> _Task directions_
When a line below contains the string "server", show that line.

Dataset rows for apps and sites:
==========

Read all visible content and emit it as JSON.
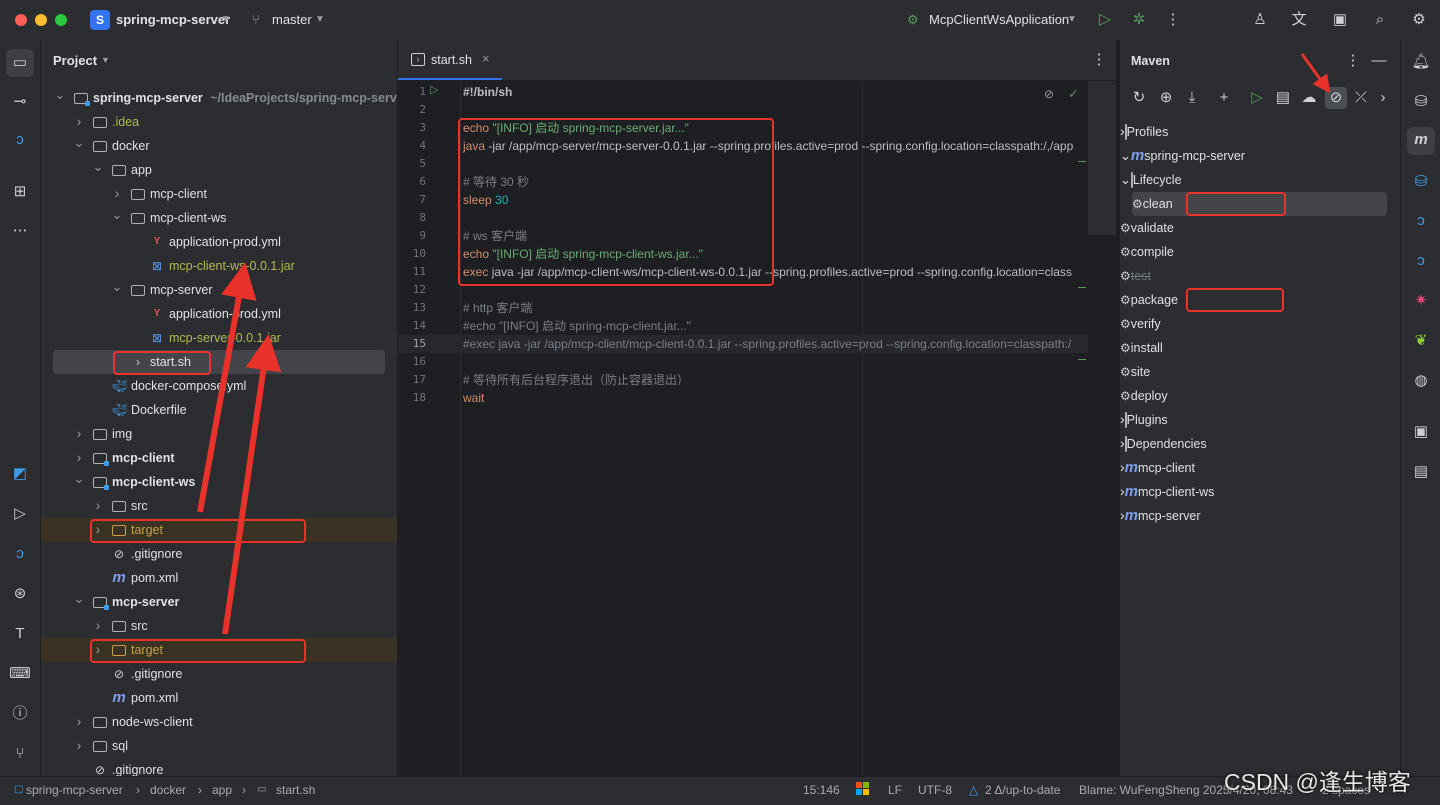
{
  "titlebar": {
    "project_badge": "S",
    "project_name": "spring-mcp-server",
    "branch": "master",
    "run_config": "McpClientWsApplication"
  },
  "project_panel": {
    "title": "Project",
    "tree": [
      {
        "label": "spring-mcp-server",
        "suffix": " ~/IdeaProjects/spring-mcp-server",
        "depth": 0,
        "chev": "open",
        "icon": "module-folder",
        "bold": true
      },
      {
        "label": ".idea",
        "depth": 1,
        "chev": "closed",
        "icon": "folder",
        "color": "#b5b74f"
      },
      {
        "label": "docker",
        "depth": 1,
        "chev": "open",
        "icon": "folder"
      },
      {
        "label": "app",
        "depth": 2,
        "chev": "open",
        "icon": "folder"
      },
      {
        "label": "mcp-client",
        "depth": 3,
        "chev": "closed",
        "icon": "folder"
      },
      {
        "label": "mcp-client-ws",
        "depth": 3,
        "chev": "open",
        "icon": "folder"
      },
      {
        "label": "application-prod.yml",
        "depth": 4,
        "chev": "none",
        "icon": "yaml"
      },
      {
        "label": "mcp-client-ws-0.0.1.jar",
        "depth": 4,
        "chev": "none",
        "icon": "jar",
        "color": "#b5b74f"
      },
      {
        "label": "mcp-server",
        "depth": 3,
        "chev": "open",
        "icon": "folder"
      },
      {
        "label": "application-prod.yml",
        "depth": 4,
        "chev": "none",
        "icon": "yaml"
      },
      {
        "label": "mcp-server-0.0.1.jar",
        "depth": 4,
        "chev": "none",
        "icon": "jar",
        "color": "#b5b74f"
      },
      {
        "label": "start.sh",
        "depth": 3,
        "chev": "none",
        "icon": "shell",
        "selected": true
      },
      {
        "label": "docker-compose.yml",
        "depth": 2,
        "chev": "none",
        "icon": "docker"
      },
      {
        "label": "Dockerfile",
        "depth": 2,
        "chev": "none",
        "icon": "docker"
      },
      {
        "label": "img",
        "depth": 1,
        "chev": "closed",
        "icon": "folder"
      },
      {
        "label": "mcp-client",
        "depth": 1,
        "chev": "closed",
        "icon": "module-folder",
        "bold": true
      },
      {
        "label": "mcp-client-ws",
        "depth": 1,
        "chev": "open",
        "icon": "module-folder",
        "bold": true
      },
      {
        "label": "src",
        "depth": 2,
        "chev": "closed",
        "icon": "folder"
      },
      {
        "label": "target",
        "depth": 2,
        "chev": "closed",
        "icon": "target-folder",
        "color": "#c8a04a",
        "excluded": true
      },
      {
        "label": ".gitignore",
        "depth": 2,
        "chev": "none",
        "icon": "ignore"
      },
      {
        "label": "pom.xml",
        "depth": 2,
        "chev": "none",
        "icon": "maven"
      },
      {
        "label": "mcp-server",
        "depth": 1,
        "chev": "open",
        "icon": "module-folder",
        "bold": true
      },
      {
        "label": "src",
        "depth": 2,
        "chev": "closed",
        "icon": "folder"
      },
      {
        "label": "target",
        "depth": 2,
        "chev": "closed",
        "icon": "target-folder",
        "color": "#c8a04a",
        "excluded": true
      },
      {
        "label": ".gitignore",
        "depth": 2,
        "chev": "none",
        "icon": "ignore"
      },
      {
        "label": "pom.xml",
        "depth": 2,
        "chev": "none",
        "icon": "maven"
      },
      {
        "label": "node-ws-client",
        "depth": 1,
        "chev": "closed",
        "icon": "folder"
      },
      {
        "label": "sql",
        "depth": 1,
        "chev": "closed",
        "icon": "folder"
      },
      {
        "label": ".gitignore",
        "depth": 1,
        "chev": "none",
        "icon": "ignore"
      }
    ]
  },
  "editor": {
    "tab_label": "start.sh",
    "current_line": 15,
    "lines": [
      [
        {
          "t": "#!/bin/sh",
          "c": "#bcbec4",
          "b": true
        }
      ],
      [],
      [
        {
          "t": "echo ",
          "c": "#cf8e6d"
        },
        {
          "t": "\"[INFO] 启动 spring-mcp-server.jar...\"",
          "c": "#6aab73"
        }
      ],
      [
        {
          "t": "java",
          "c": "#cf8e6d"
        },
        {
          "t": " -jar /app/mcp-server/mcp-server-0.0.1.jar --spring.profiles.active=prod --spring.config.location=classpath:/,/app",
          "c": "#bcbec4"
        }
      ],
      [],
      [
        {
          "t": "# 等待 30 秒",
          "c": "#7a7e85"
        }
      ],
      [
        {
          "t": "sleep ",
          "c": "#cf8e6d"
        },
        {
          "t": "30",
          "c": "#2aacb8"
        }
      ],
      [],
      [
        {
          "t": "# ws 客户端",
          "c": "#7a7e85"
        }
      ],
      [
        {
          "t": "echo ",
          "c": "#cf8e6d"
        },
        {
          "t": "\"[INFO] 启动 spring-mcp-client-ws.jar...\"",
          "c": "#6aab73"
        }
      ],
      [
        {
          "t": "exec",
          "c": "#cf8e6d"
        },
        {
          "t": " java -jar /app/mcp-client-ws/mcp-client-ws-0.0.1.jar --spring.profiles.active=prod --spring.config.location=class",
          "c": "#bcbec4"
        }
      ],
      [],
      [
        {
          "t": "# http 客户端",
          "c": "#7a7e85"
        }
      ],
      [
        {
          "t": "#echo \"[INFO] 启动 spring-mcp-client.jar...\"",
          "c": "#7a7e85"
        }
      ],
      [
        {
          "t": "#exec java -jar /app/mcp-client/mcp-client-0.0.1.jar --spring.profiles.active=prod --spring.config.location=classpath:/",
          "c": "#7a7e85"
        }
      ],
      [],
      [
        {
          "t": "# 等待所有后台程序退出（防止容器退出）",
          "c": "#7a7e85"
        }
      ],
      [
        {
          "t": "wait",
          "c": "#cf8e6d"
        }
      ]
    ]
  },
  "maven": {
    "title": "Maven",
    "tree": [
      {
        "label": "Profiles",
        "depth": 0,
        "chev": "closed",
        "icon": "folder"
      },
      {
        "label": "spring-mcp-server",
        "depth": 0,
        "chev": "open",
        "icon": "maven"
      },
      {
        "label": "Lifecycle",
        "depth": 1,
        "chev": "open",
        "icon": "folder"
      },
      {
        "label": "clean",
        "depth": 2,
        "chev": "none",
        "icon": "gear",
        "selected": true
      },
      {
        "label": "validate",
        "depth": 2,
        "chev": "none",
        "icon": "gear"
      },
      {
        "label": "compile",
        "depth": 2,
        "chev": "none",
        "icon": "gear"
      },
      {
        "label": "test",
        "depth": 2,
        "chev": "none",
        "icon": "gear",
        "skipped": true
      },
      {
        "label": "package",
        "depth": 2,
        "chev": "none",
        "icon": "gear"
      },
      {
        "label": "verify",
        "depth": 2,
        "chev": "none",
        "icon": "gear"
      },
      {
        "label": "install",
        "depth": 2,
        "chev": "none",
        "icon": "gear"
      },
      {
        "label": "site",
        "depth": 2,
        "chev": "none",
        "icon": "gear"
      },
      {
        "label": "deploy",
        "depth": 2,
        "chev": "none",
        "icon": "gear"
      },
      {
        "label": "Plugins",
        "depth": 1,
        "chev": "closed",
        "icon": "folder"
      },
      {
        "label": "Dependencies",
        "depth": 1,
        "chev": "closed",
        "icon": "folder"
      },
      {
        "label": "mcp-client",
        "depth": 0,
        "chev": "closed",
        "icon": "maven"
      },
      {
        "label": "mcp-client-ws",
        "depth": 0,
        "chev": "closed",
        "icon": "maven"
      },
      {
        "label": "mcp-server",
        "depth": 0,
        "chev": "closed",
        "icon": "maven"
      }
    ]
  },
  "statusbar": {
    "breadcrumbs": [
      "spring-mcp-server",
      "docker",
      "app",
      "start.sh"
    ],
    "position": "15:146",
    "line_sep": "LF",
    "encoding": "UTF-8",
    "vcs": "2 Δ/up-to-date",
    "blame": "Blame: WuFengSheng 2025/4/20, 08:43",
    "indent": "2 spaces"
  },
  "watermark": "CSDN @逢生博客",
  "colors": {
    "accent": "#3574f0",
    "annotation": "#e8322a",
    "target": "#c8a04a",
    "jar": "#b5b74f"
  }
}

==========

> _Answer to this exercise_
    "project_name": "spring-mcp-server",
        "label": "spring-mcp-server",
        "suffix": " ~/IdeaProjects/spring-mcp-server",
        "label": "mcp-server",
        "label": "mcp-server-0.0.1.jar",
        "label": "mcp-server",
          "t": "\"[INFO] 启动 spring-mcp-server.jar...\"",
          "t": " -jar /app/mcp-server/mcp-server-0.0.1.jar --spring.profiles.active=prod --spring.config.location=classpath:/,/app",
        "label": "spring-mcp-server",
        "label": "mcp-server",
      "spring-mcp-server",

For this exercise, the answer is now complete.